**** Data extract ****

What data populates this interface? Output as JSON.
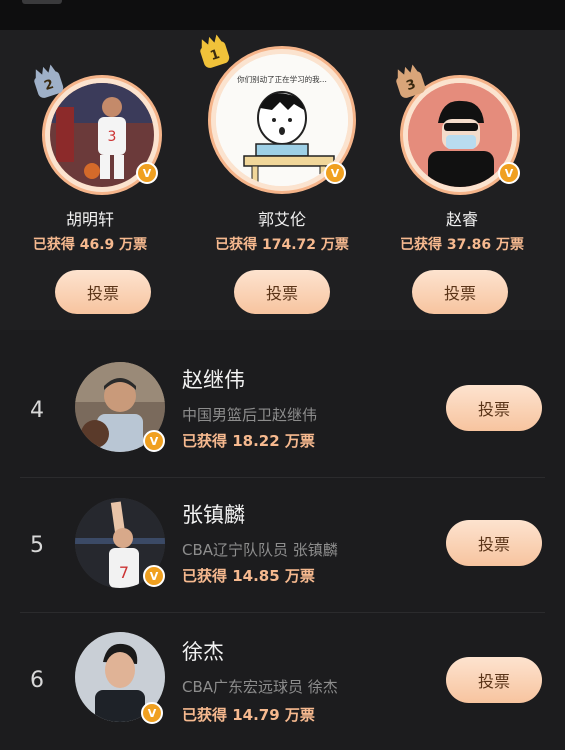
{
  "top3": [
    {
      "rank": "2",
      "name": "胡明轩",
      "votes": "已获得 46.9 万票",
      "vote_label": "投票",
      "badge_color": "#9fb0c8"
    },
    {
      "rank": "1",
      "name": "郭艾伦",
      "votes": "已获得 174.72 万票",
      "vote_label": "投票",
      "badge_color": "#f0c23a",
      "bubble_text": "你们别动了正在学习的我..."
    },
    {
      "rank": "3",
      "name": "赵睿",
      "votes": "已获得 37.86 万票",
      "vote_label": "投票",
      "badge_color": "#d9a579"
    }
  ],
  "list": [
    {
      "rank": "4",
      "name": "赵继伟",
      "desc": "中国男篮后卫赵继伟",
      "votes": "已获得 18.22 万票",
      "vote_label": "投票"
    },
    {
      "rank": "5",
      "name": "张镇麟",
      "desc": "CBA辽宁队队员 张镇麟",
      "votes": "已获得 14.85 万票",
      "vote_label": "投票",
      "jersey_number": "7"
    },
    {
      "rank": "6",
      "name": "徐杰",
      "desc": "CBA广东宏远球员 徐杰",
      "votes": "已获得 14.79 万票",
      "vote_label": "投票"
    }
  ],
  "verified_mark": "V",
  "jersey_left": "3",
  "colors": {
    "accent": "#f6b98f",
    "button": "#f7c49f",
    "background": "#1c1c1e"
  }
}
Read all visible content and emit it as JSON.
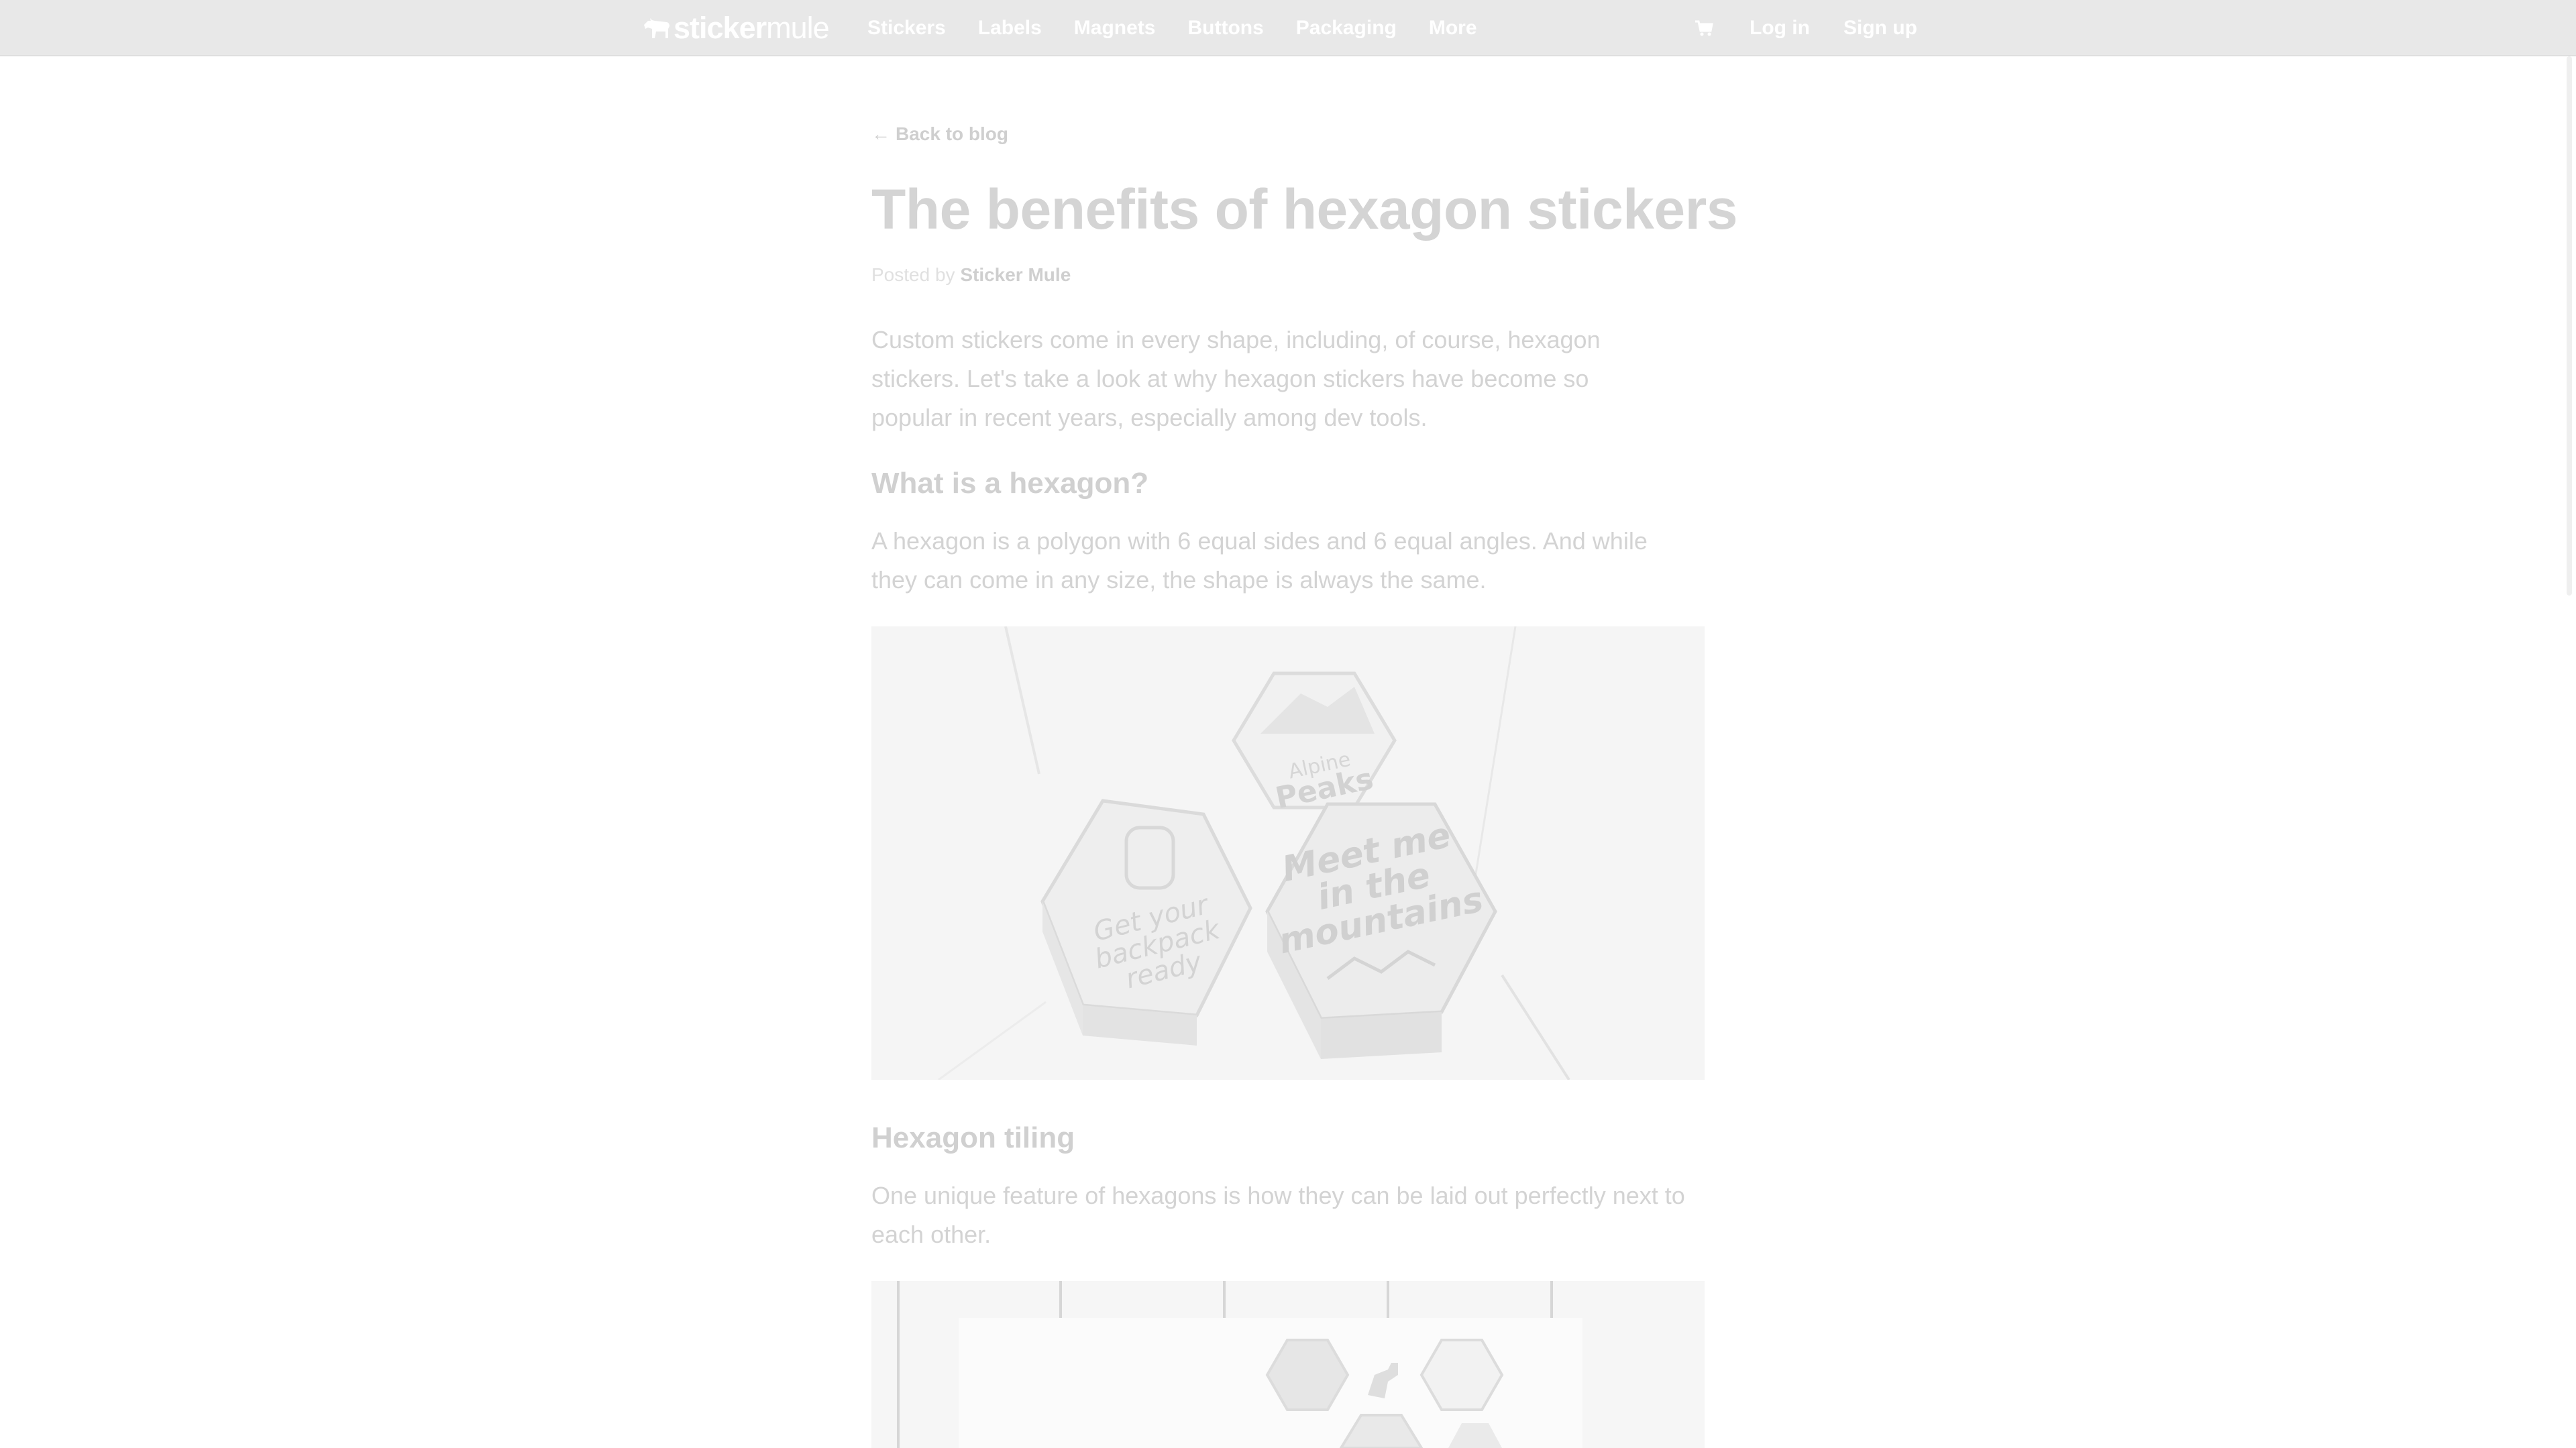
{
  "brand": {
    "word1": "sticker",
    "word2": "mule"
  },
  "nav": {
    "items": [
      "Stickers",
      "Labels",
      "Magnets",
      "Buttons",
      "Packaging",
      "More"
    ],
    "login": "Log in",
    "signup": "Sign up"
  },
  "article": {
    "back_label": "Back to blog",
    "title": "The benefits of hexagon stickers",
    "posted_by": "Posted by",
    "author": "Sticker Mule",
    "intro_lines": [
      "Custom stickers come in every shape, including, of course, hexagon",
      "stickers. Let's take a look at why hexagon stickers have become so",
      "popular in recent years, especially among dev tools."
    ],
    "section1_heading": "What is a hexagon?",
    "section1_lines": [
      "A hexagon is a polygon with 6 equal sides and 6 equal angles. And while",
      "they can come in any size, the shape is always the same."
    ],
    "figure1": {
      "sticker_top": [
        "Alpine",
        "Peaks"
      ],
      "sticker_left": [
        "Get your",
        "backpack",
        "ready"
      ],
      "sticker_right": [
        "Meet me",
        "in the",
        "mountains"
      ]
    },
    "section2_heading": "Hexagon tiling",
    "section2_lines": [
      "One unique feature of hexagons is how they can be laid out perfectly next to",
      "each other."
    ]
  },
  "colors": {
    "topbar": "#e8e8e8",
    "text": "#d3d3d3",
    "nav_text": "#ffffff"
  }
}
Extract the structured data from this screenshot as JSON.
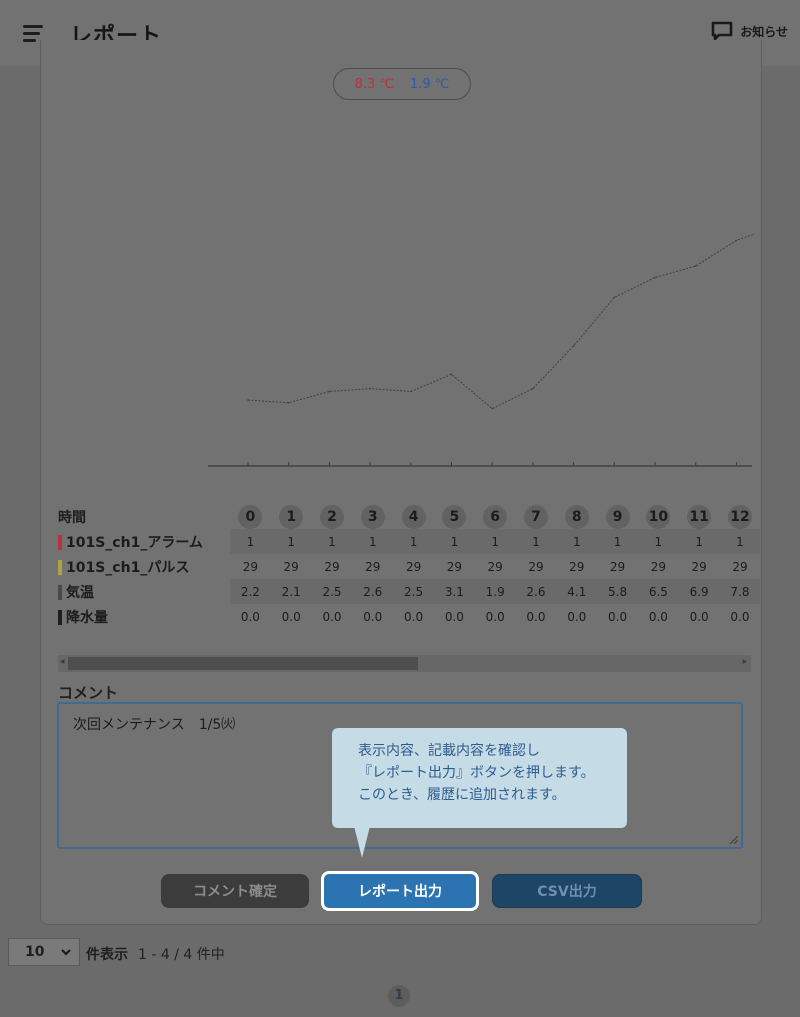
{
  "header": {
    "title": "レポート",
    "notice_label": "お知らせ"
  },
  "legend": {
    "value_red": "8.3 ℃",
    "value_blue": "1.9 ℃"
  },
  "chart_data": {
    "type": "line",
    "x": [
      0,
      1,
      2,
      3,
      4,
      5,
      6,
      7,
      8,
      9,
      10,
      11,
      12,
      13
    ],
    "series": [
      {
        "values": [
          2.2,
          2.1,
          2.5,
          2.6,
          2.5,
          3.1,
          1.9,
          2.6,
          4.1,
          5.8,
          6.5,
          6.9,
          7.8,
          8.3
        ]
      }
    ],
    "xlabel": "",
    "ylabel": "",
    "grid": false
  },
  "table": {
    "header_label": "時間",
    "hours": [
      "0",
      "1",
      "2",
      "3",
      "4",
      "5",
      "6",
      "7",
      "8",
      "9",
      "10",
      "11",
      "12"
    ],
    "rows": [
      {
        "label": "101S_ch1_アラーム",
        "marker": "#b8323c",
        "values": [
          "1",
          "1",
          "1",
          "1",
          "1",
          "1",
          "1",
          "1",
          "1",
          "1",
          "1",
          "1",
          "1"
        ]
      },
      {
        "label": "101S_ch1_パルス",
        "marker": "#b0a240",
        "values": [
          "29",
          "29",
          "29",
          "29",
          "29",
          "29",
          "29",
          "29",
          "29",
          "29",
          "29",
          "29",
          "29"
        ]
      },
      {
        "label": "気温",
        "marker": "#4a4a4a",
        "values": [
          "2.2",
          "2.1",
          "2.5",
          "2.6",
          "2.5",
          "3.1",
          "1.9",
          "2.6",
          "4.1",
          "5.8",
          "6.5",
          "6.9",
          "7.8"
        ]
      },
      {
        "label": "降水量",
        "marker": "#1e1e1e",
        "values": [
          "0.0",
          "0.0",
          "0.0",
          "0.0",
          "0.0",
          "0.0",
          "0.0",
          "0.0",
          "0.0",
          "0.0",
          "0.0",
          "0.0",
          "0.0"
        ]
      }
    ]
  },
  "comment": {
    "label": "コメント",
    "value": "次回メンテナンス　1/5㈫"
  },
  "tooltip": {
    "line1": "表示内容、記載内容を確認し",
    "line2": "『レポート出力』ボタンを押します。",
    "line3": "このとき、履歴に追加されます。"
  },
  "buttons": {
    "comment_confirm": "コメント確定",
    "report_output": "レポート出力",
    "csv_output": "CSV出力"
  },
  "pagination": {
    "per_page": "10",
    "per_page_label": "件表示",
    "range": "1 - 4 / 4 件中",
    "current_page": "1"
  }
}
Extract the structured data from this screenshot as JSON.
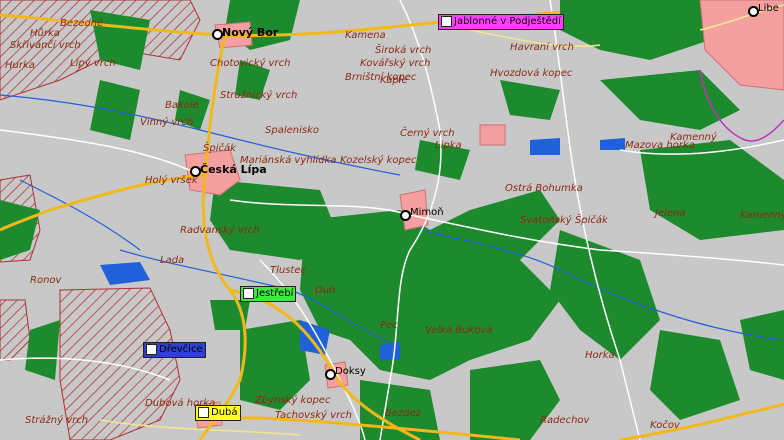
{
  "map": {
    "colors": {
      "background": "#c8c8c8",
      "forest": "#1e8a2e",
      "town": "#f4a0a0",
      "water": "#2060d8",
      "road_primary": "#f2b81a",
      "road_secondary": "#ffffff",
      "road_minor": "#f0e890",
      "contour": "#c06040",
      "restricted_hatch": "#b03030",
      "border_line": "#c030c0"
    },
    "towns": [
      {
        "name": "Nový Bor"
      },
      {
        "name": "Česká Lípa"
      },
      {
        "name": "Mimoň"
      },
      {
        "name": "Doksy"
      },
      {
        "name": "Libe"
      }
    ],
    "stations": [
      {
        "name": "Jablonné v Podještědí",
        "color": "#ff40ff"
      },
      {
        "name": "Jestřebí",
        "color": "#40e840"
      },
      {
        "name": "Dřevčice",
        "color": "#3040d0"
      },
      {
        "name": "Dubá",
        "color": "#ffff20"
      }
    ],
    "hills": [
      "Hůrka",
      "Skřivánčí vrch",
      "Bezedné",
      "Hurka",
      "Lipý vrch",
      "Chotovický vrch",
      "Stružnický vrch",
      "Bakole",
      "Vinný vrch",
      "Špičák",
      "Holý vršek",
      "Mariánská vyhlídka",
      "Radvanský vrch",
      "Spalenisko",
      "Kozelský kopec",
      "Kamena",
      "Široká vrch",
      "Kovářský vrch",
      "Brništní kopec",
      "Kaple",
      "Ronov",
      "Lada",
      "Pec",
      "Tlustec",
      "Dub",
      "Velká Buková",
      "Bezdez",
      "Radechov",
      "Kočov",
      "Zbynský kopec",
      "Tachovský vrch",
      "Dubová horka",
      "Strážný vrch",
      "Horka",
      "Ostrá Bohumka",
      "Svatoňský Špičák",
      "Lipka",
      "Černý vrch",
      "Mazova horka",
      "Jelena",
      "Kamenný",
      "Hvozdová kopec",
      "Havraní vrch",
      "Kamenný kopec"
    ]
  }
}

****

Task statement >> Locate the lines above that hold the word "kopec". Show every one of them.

Exercise solution >>
      "Kozelský kopec",
      "Brništní kopec",
      "Zbynský kopec",
      "Hvozdová kopec",
      "Kamenný kopec"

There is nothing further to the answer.